Matt: It’s a journey – kind of interstellar but loose ended – we wanted a sci-fi feel – it’s difficult to give the album a quick narrative because there are no lyrics so we’ve kept it open ended.

DS: What’s the meaning of title of the first and last songs ?

Matt: The first song means “The Beginning” in Afrikaans.

DS: Yeah I thought it was a title in German.

Matt: The last track name is taken from a line given by Paul Atreides in the Dune film – we wanted an open ended message of resistance – pretty much against meaningless or general existential crisis.

DS: To me it feels almost like one very long track, it feels each track is responding to the one before.

Matt: Yes it was definitely important that each track responded to the next.

That was a big consideration during music and mixing to give it a journey feel.

DS: Yes it feels like a Journey, this album should be called “Journey”, not Macondo !

Matt: Haha Shit ! It’s too late now :-).

DS: Can you tell me the meaning of the title of each other track ?


Seek – searching for meaning

Nebula – a title reflecting the spacey / interstellar journey feel of the song.

City of mirrors – we thought it reflected the song in a cool way and referenced the novel.

New home – new beginnings.

Long live the fighters – Carrying on regardless of anything.

DS: What Novel ?

Matt: 100 years of solitude. the name Macondo came from a fictional town in that book.

DS: You mean “1000 thousand years of solitude” ?

Matt: Oh Christ yes, I always make that mistake.

DS: But what’s the link between the music and the city of Macondo ?

Matt: No profound link – our precious bassist Sebastian is Colombian and it was his idea. For me it gives a conveniently mysterious and open ended name to a post-rock band (no lyrics :D).

DS: Precious ?

Matt: Haha *previous – not precious.

Although, he is of course precious.

DS: There are a few bands called Macondo does it bother you ?

Matt: Doesn’t bother us

DS: Alright.

So what do I think about it ?

In order to really get into the music I listened to the album about ten times in the last few days and tried to concentrate on each track.

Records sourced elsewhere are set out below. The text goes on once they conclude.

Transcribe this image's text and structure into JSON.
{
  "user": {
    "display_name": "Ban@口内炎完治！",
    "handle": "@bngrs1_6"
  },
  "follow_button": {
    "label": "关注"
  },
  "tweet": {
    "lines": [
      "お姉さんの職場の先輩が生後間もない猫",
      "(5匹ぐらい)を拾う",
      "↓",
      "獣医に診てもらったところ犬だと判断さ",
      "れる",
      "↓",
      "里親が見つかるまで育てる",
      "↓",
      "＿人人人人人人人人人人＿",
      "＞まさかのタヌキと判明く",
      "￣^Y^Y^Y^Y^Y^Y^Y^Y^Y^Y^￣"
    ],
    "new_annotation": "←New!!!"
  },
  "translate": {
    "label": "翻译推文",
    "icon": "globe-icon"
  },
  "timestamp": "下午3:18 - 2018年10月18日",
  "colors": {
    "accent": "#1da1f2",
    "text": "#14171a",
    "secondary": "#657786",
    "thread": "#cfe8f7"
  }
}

There’s a lot of Pink Floyd in there, I can’t deny it, especially from the Dark Side of the moon/The Wall period. I love Pink Floyd, it was always one of my favorite bands, so in this album I find a bit of this psychedelic and progressive rock I’ve always loved.

But there is something else, something from post rock bands like Mogwai and what adds to this music is the possibility to dance to it or dive into the feeling of positive melancholic nostalgia it gives you.

The electronic element in the music is there, but to me it doesn’t define it, it is just there to support the melodies and rhythms while the guitar still seems to be one of the most important element in the album and drives most melodies.

It’s a good album, it’s a journey, you can go to sleep or work while listening to it, or you can listen to it on the bus, in the subway, anywhere really, it accompanies you while you’re trying to escape from your daily life.

It also shows you don’t need too much production or money to make something sound good these days (see pictures at the beginning), you need dedication, passion, creativity, and a lot of work.

The last track is definitively my favorite one.

On a less positive note, I wish the album was called something else, I’d say it deserves an identity on its own, and I wish there was a story built around it, because it feels like a story is being told but you’re not sure which one.

In brief Macondo is band that deserves to be supported, so you should go to Yue Space on the 27 of January 2018 and enjoy the music while you close your eyes and dance to the rythm.

Article by Djang San.